DATA FOR REVIEW:
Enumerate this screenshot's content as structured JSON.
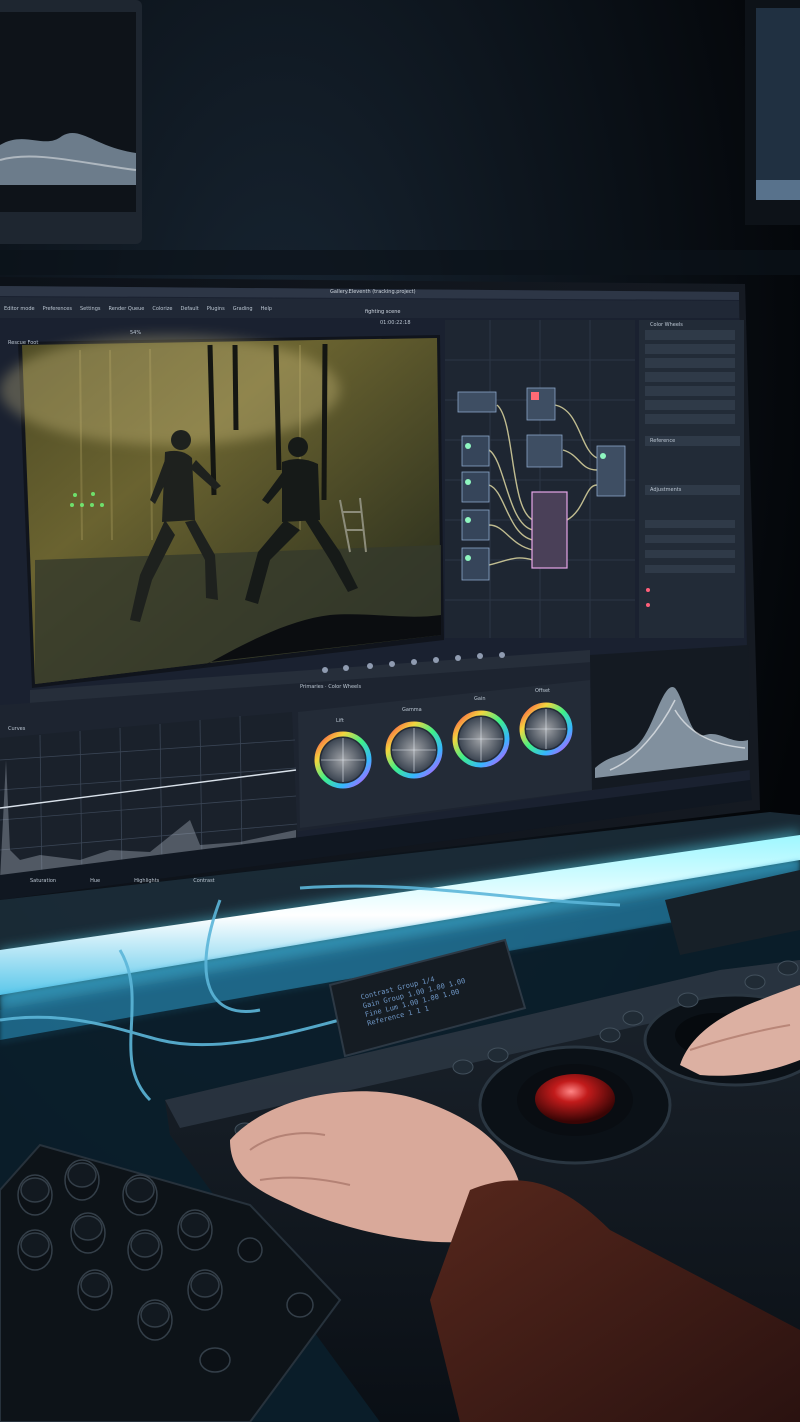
{
  "scene": {
    "description_labels": {
      "monitor": "color grading workstation monitor",
      "panel": "color grading control surface"
    }
  },
  "app": {
    "title": "Gallery.Eleventh (tracking.project)",
    "project_name": "fighting scene",
    "menu": [
      "Editor mode",
      "Preferences",
      "Settings",
      "Render Queue",
      "Colorize",
      "Default",
      "Plugins",
      "Grading",
      "Help"
    ],
    "viewer_label": "Rescue Foot",
    "timecode": "01:00:22:18",
    "zoom": "54%",
    "right_panel_labels": [
      "Reference",
      "Adjustments",
      "Color Wheels"
    ],
    "sections": {
      "primaries": "Primaries · Color Wheels",
      "wheels": [
        "Lift",
        "Gamma",
        "Gain",
        "Offset"
      ]
    },
    "curves_label": "Curves",
    "bottom_labels": [
      "Saturation",
      "Hue",
      "Highlights",
      "Contrast"
    ]
  },
  "console_display": {
    "lines": [
      "Contrast Group 1/4",
      "Gain Group  1.00  1.00  1.00",
      "Fine Lum  1.00  1.00  1.00",
      "Reference  1  1  1"
    ]
  },
  "colors": {
    "glow": "#59e9ff",
    "ui_bg": "#1b2230",
    "accent": "#7ea3d8"
  }
}
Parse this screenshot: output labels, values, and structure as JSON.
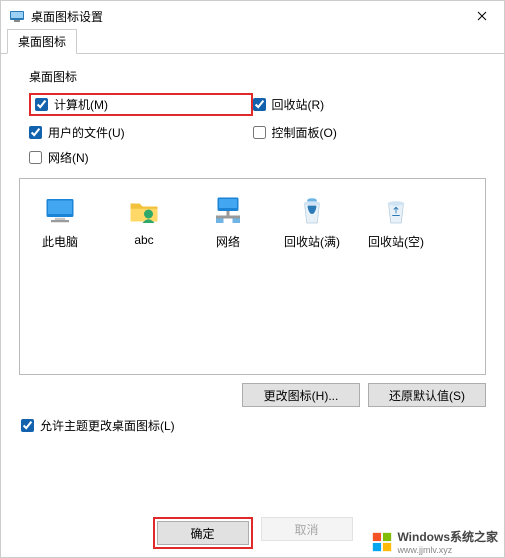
{
  "title": "桌面图标设置",
  "tab_label": "桌面图标",
  "group_label": "桌面图标",
  "checks": {
    "computer": "计算机(M)",
    "recycle": "回收站(R)",
    "userfiles": "用户的文件(U)",
    "controlpanel": "控制面板(O)",
    "network": "网络(N)"
  },
  "icons": {
    "thispc": "此电脑",
    "abc": "abc",
    "network_lbl": "网络",
    "recycle_full": "回收站(满)",
    "recycle_empty": "回收站(空)"
  },
  "buttons": {
    "change_icon": "更改图标(H)...",
    "restore_default": "还原默认值(S)",
    "ok": "确定",
    "cancel": "取消"
  },
  "allow_theme": "允许主题更改桌面图标(L)",
  "watermark": "Windows系统之家",
  "watermark_sub": "www.jjmlv.xyz"
}
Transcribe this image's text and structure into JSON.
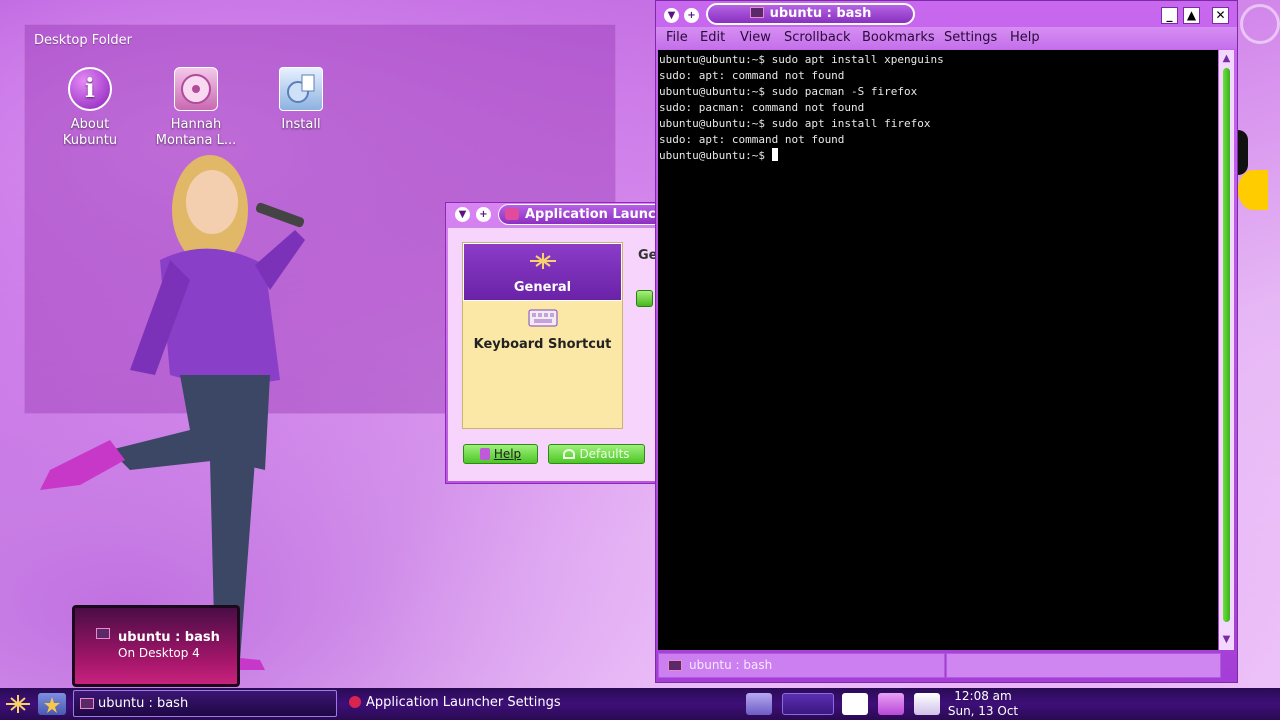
{
  "desktop": {
    "folder_title": "Desktop Folder",
    "icons": [
      {
        "label_line1": "About",
        "label_line2": "Kubuntu",
        "icon": "info-icon"
      },
      {
        "label_line1": "Hannah",
        "label_line2": "Montana L...",
        "icon": "disc-icon"
      },
      {
        "label_line1": "Install",
        "label_line2": "",
        "icon": "install-icon"
      }
    ]
  },
  "launcher_settings": {
    "title": "Application Launch",
    "list_items": [
      "General",
      "Keyboard Shortcut"
    ],
    "general_heading": "Ge",
    "help_label": "Help",
    "defaults_label": "Defaults"
  },
  "terminal": {
    "title": "ubuntu : bash",
    "menu": [
      "File",
      "Edit",
      "View",
      "Scrollback",
      "Bookmarks",
      "Settings",
      "Help"
    ],
    "lines": [
      "ubuntu@ubuntu:~$ sudo apt install xpenguins",
      "sudo: apt: command not found",
      "ubuntu@ubuntu:~$ sudo pacman -S firefox",
      "sudo: pacman: command not found",
      "ubuntu@ubuntu:~$ sudo apt install firefox",
      "sudo: apt: command not found"
    ],
    "prompt": "ubuntu@ubuntu:~$ ",
    "tab_label": "ubuntu : bash"
  },
  "notification": {
    "title": "ubuntu : bash",
    "subtitle": "On Desktop 4"
  },
  "taskbar": {
    "tasks": [
      "ubuntu : bash",
      "Application Launcher Settings"
    ],
    "clock_time": "12:08 am",
    "clock_date": "Sun, 13 Oct"
  },
  "colors": {
    "accent": "#9a3fd0",
    "taskbar": "#2f0d62",
    "button_green": "#4dc626"
  }
}
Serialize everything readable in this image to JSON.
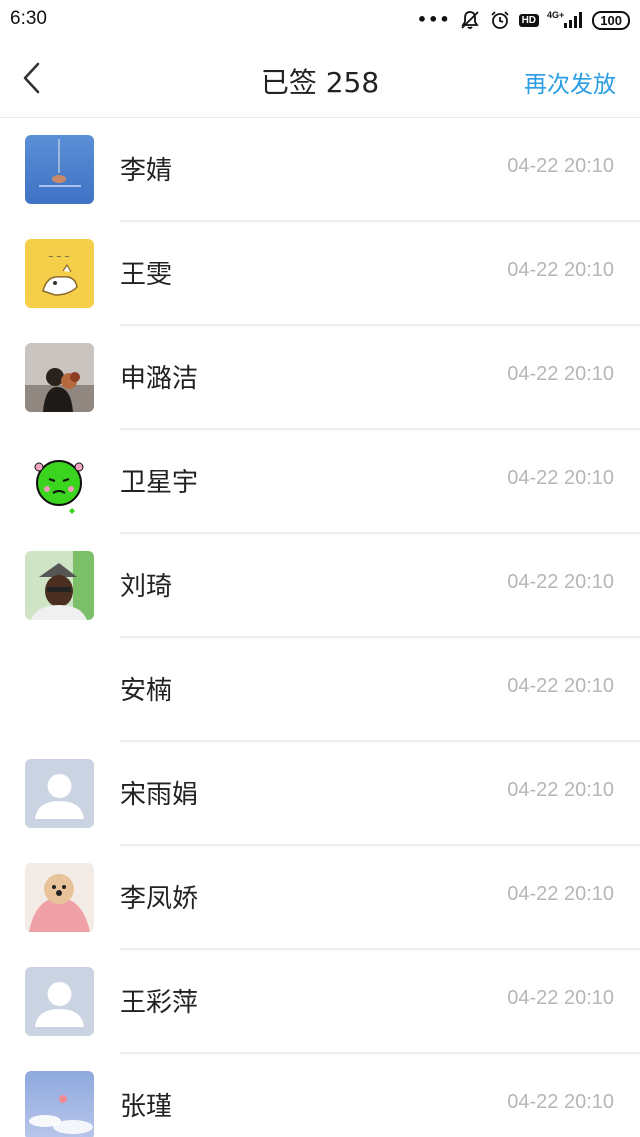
{
  "status": {
    "time": "6:30",
    "dots": "•••",
    "network": "4G+",
    "battery": "100",
    "hd": "HD",
    "icons": [
      "bell-off-icon",
      "alarm-icon",
      "hd-icon",
      "signal-icon",
      "battery-icon"
    ]
  },
  "header": {
    "title": "已签 258",
    "action": "再次发放",
    "accent": "#2b9de4"
  },
  "signees": [
    {
      "name": "李婧",
      "time": "04-22 20:10",
      "avatar": "blue-scene"
    },
    {
      "name": "王雯",
      "time": "04-22 20:10",
      "avatar": "yellow-cartoon"
    },
    {
      "name": "申潞洁",
      "time": "04-22 20:10",
      "avatar": "photo-bouquet"
    },
    {
      "name": "卫星宇",
      "time": "04-22 20:10",
      "avatar": "green-face"
    },
    {
      "name": "刘琦",
      "time": "04-22 20:10",
      "avatar": "photo-man"
    },
    {
      "name": "安楠",
      "time": "04-22 20:10",
      "avatar": "blank"
    },
    {
      "name": "宋雨娟",
      "time": "04-22 20:10",
      "avatar": "default-user"
    },
    {
      "name": "李凤娇",
      "time": "04-22 20:10",
      "avatar": "dog-photo"
    },
    {
      "name": "王彩萍",
      "time": "04-22 20:10",
      "avatar": "default-user"
    },
    {
      "name": "张瑾",
      "time": "04-22 20:10",
      "avatar": "sky-photo"
    }
  ]
}
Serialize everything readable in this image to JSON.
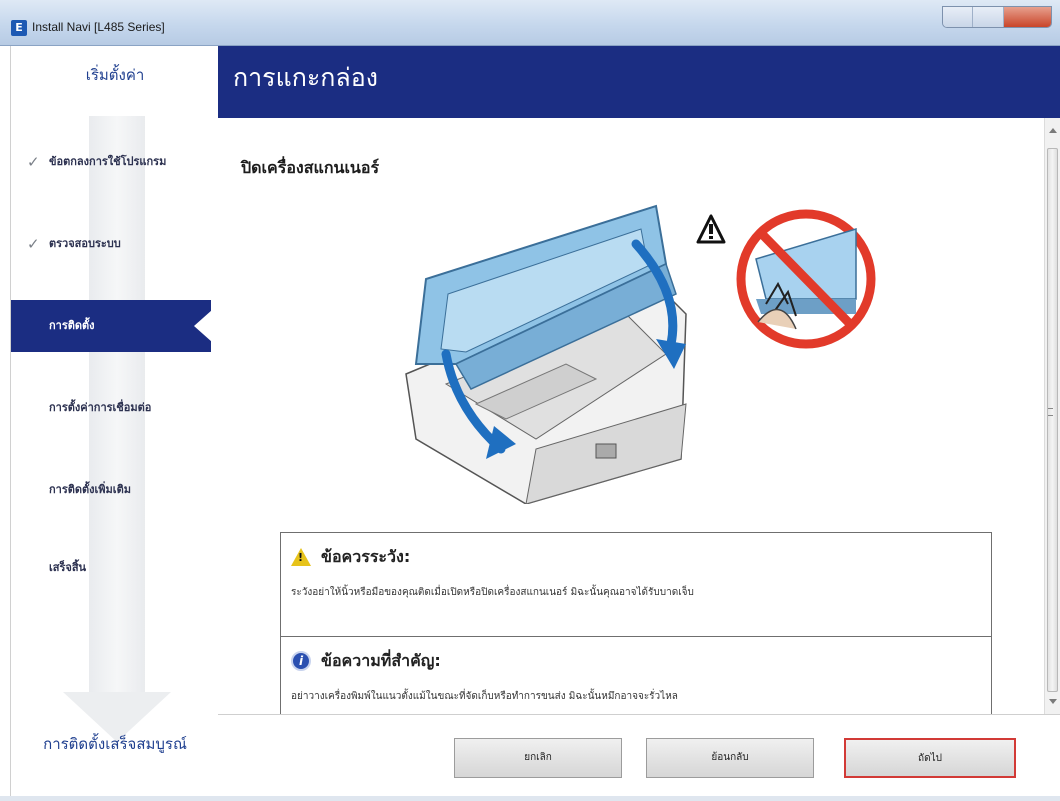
{
  "window": {
    "title": "Install Navi [L485 Series]",
    "app_icon": "epson-app-icon",
    "app_icon_letter": "E"
  },
  "sidebar": {
    "top_label": "เริ่มตั้งค่า",
    "bottom_label": "การติดตั้งเสร็จสมบูรณ์",
    "steps": [
      {
        "label": "ข้อตกลงการใช้โปรแกรม",
        "state": "done"
      },
      {
        "label": "ตรวจสอบระบบ",
        "state": "done"
      },
      {
        "label": "การติดตั้ง",
        "state": "active"
      },
      {
        "label": "การตั้งค่าการเชื่อมต่อ",
        "state": "pending"
      },
      {
        "label": "การติดตั้งเพิ่มเติม",
        "state": "pending"
      },
      {
        "label": "เสร็จสิ้น",
        "state": "pending"
      }
    ],
    "check_glyph": "✓"
  },
  "header": {
    "title": "การแกะกล่อง"
  },
  "content": {
    "section_heading": "ปิดเครื่องสแกนเนอร์",
    "caution": {
      "icon": "warning-triangle-icon",
      "icon_glyph": "!",
      "title": "ข้อควรระวัง:",
      "text": "ระวังอย่าให้นิ้วหรือมือของคุณติดเมื่อเปิดหรือปิดเครื่องสแกนเนอร์  มิฉะนั้นคุณอาจได้รับบาดเจ็บ"
    },
    "important": {
      "icon": "important-info-icon",
      "icon_glyph": "i",
      "title": "ข้อความที่สำคัญ:",
      "text": "อย่าวางเครื่องพิมพ์ในแนวตั้งแม้ในขณะที่จัดเก็บหรือทำการขนส่ง  มิฉะนั้นหมึกอาจจะรั่วไหล"
    }
  },
  "footer": {
    "cancel_label": "ยกเลิก",
    "back_label": "ย้อนกลับ",
    "next_label": "ถัดไป"
  },
  "colors": {
    "header_bg": "#1b2d82",
    "active_step_bg": "#1b2d82",
    "next_button_border": "#d23a36",
    "warning_yellow": "#e7c31a",
    "prohibit_red": "#e23a2a",
    "arrow_blue": "#1f6fc0",
    "scanner_blue": "#8fc3e6"
  }
}
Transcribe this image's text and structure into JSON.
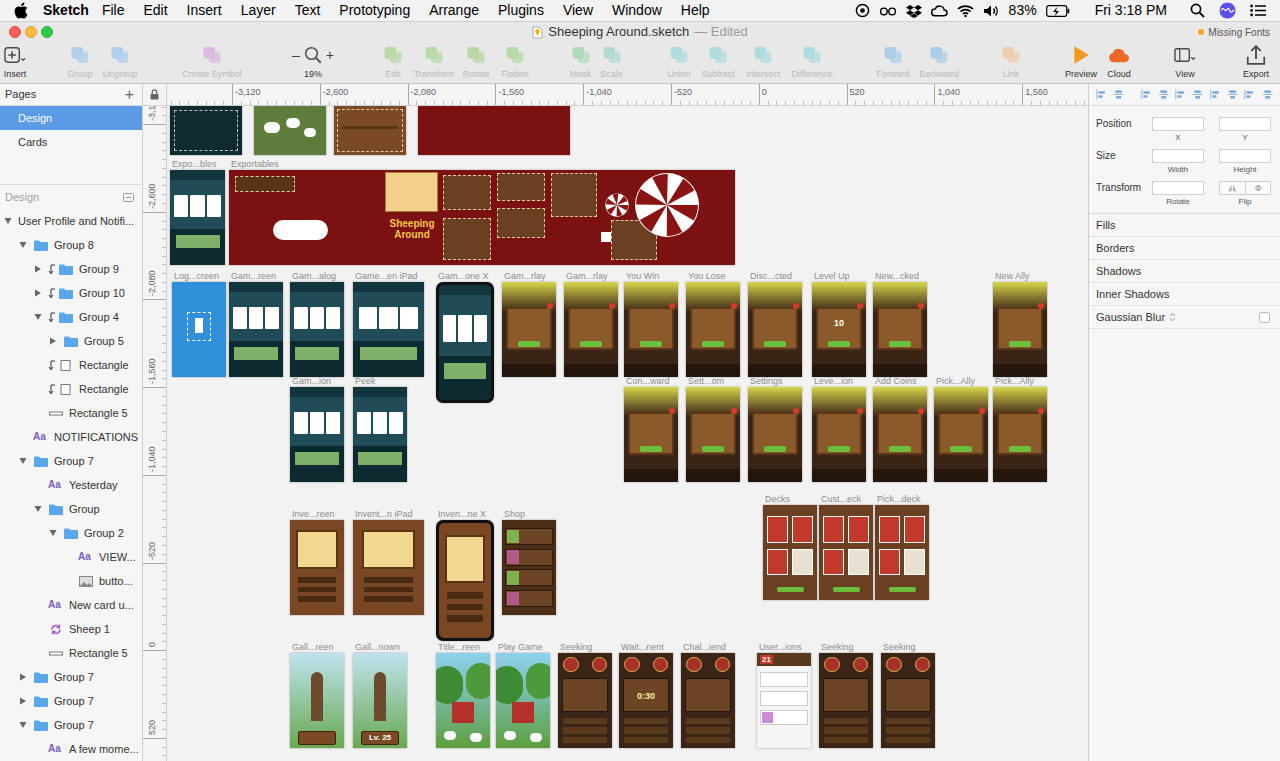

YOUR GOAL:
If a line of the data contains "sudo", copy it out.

RESPONSE AREA:
      "ubuntu@ubuntu:~$ sudo apt install xpenguins",
      "sudo: apt: command not found",
      "ubuntu@ubuntu:~$ sudo pacman -S firefox",
      "sudo: pacman: command not found",
      "ubuntu@ubuntu:~$ sudo apt install firefox",
      "sudo: apt: command not found"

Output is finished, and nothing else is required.